April 22, 1970, the first Earth Day, was a life altering day for me. I remember as a 7th grader that day we went outside and had discussions on the environment. Suddenly from that day forward everywhere you turned the environment was the hot topic. I even joined an environmental club in high school. How could we not honor the earth, the creatures that roam it, the air, the water. In those days we discussed things that were front and center. Especially anything to do with animals. The slaughter of baby seals and wild mustangs. Water and air pollution, acid rain. These were simple to see and understand. As I became more informed, I learned how important plants are to the earth and especially to humans particularly the trees.
I have always been drawn to trees. The way they flower in spring and turn beautiful colors in fall. The fruits and nuts they provide. The feel of the cool shade and cover they provide when they are in full leaf. The beautiful bark-rough, smooth, peeling. They survive for years,hundreds of years, so tall and majestic. As a child, I loved climbing up trees to see far and wide. One of my favorite books I received as a present when I was just beginning teaching was Shel Silverstein’s, “The Giving Tree”. It sums up how I always have loved trees from childhood to now. Read it if you haven’t lately. And who can forget the words of Dr. Seuss in his 1971 book “The Lorax”. “…the word of the Lorax seems perfectly clear. UNLESS someone like you know cares a whole awful lot, nothing is going to get better. It’s not.”
These words resonate with me even today. Our first house was completely surrounded by trees. Hundred foot silver maples, white ash and black walnut trees. Which was the main reason I quickly became a shade gardener. Yes we could of cut down some of these trees, but alas I really could not. It would have been like cutting off a part of myself. After we sold the house, we found out that the people who bought the house did indeed cut down many of the trees . It saddened me so that to this day I can never go back and see the old house. It is too painful. I know it may sound corny to some people, but cutting a tree is like cutting out a piece of the Earth’s heart. In many ancient civilizations, trees were revered. One such civilization I have studied was the Celts. At one time, trees were thick across the land and civilizations like the Celts depended on them for wood, fruit, bark, shelter just to name a few. To these civilizations trees represented life, rebirth, wisdom and longevity. But even they clear cut too many. Now many of these forests are gone and those we have preserved continue to be in danger just so we can make products we just can’t live without.
When we were searching for a new house 5 years ago, we wanted trees.
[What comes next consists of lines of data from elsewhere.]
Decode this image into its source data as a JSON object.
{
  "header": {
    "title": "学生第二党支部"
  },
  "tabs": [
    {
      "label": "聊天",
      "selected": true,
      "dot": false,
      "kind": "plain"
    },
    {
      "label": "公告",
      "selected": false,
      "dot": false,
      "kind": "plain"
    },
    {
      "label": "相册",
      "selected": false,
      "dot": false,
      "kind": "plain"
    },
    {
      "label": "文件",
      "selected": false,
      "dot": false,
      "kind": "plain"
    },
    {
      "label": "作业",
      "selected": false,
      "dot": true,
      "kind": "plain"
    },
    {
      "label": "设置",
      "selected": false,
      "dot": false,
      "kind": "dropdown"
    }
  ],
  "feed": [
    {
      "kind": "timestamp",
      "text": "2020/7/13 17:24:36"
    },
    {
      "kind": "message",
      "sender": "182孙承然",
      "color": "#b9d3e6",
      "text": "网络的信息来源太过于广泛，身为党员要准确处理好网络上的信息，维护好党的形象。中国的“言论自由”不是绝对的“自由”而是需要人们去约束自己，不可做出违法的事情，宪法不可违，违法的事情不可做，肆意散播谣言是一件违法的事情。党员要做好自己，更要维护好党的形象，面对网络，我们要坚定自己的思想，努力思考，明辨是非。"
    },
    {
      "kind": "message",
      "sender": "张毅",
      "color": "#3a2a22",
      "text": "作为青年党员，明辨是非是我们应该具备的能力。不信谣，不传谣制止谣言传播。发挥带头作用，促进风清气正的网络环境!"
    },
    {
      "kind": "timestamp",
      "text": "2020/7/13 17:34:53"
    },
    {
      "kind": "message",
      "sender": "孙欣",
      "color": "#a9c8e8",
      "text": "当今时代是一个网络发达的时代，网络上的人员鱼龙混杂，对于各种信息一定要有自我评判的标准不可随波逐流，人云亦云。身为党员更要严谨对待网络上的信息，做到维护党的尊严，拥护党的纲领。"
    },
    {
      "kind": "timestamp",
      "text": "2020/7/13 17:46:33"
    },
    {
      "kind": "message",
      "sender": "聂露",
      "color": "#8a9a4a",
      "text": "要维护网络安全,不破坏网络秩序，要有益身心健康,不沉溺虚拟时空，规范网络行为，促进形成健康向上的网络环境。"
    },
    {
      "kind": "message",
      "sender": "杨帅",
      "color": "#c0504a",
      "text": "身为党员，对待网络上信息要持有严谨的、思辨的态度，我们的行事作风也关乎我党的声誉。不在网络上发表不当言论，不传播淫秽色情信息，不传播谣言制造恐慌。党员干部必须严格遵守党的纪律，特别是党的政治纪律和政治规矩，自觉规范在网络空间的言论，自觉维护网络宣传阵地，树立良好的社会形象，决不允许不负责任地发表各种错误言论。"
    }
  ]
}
As luck would have it we stumbled across a new development that was not clear cut. It actually had wooded lots and woods that could never be developed. I was in heaven and we quickly bought our land. Many of the trees were left as we wanted so we had trees in the backyard. They are mostly swamp maples and white ash, but they are tall and beautiful. They are home to the birds and provide the wildlife and us shade. We do everything we can to preserve them. One was infested with carpenter ants, but so far (fingers crossed) we have stemmed that infestation and the tree is holding on. It is the oldest and tallest and is front and center in the picture above. One tree did die a couple of years ago. We were never able to determine why, but as a tribute I left the stump in my garden. It is gorgeous backdrop to daffodils in the spring and I hope to use it more in the landscape this year.
But a new threat is upon us-the emerald ash borer. This is a beetle that devastates ashes wherever it goes and right now it is in New York State. I fully expect it to kill all my ashes in the near future, but I will do everything I can to fit it. But I am sometimes a realist and so I have begun making plans to replace them with new trees if the worst happens. Meanwhile I continue to see my neighbors clear cutting their trees. Beautiful, healthy trees many times. But I guess for some beauty is sun and no leaves to clean up in the fall. For me a tree is beauty. It is strong and when I am around them I feel strong. Strong and bending with the wind with roots that run deep and branches that touch the sky. What a feeling to be able to hold a bird or have birds and animals make their home among your branches. I think if there really is such a thing as reincarnation I would love to be a tree. A tree is life-our life. Without them we have no oxygen to breathe. They are also finding that many types of trees are now reducing air pollution. The very pollution that damages trees.
So I have become a sort of Lorax. I do my part to speak for the trees. I lobby, write letters and join groups to support our environment to preserve our trees. To educate people that to kill a tree is in essence like killing yourself. Or as my mother would say, “cutting off your nose to spite your face”. And recently I have come to revere trees even more. They have become a tower of strenth I can draw on to ground me. They symbolize how I can bend against the constant push of stress and still stand upright. How deep my roots really run into the Earth as a gardener. How high my hopes can soar into the sky. And they bring home for me the even harder lesson that like humans when constantly stressed a simple bug can destroy them. I had hoped to have learned this last lesson but a nasty virus hit me with all guns because I let the stress get to me. And if I don’t continue to heed this warning I may end up like the ash trees-destroyed by a small bug. But strength does come from weakness. It comes from within us-by taking baby steps as we grow, we progress, we slide again. We trust in ourselves to make it through so we build our strength like a tree builds rings each year and its trunk grows wider and it becomes stronger still.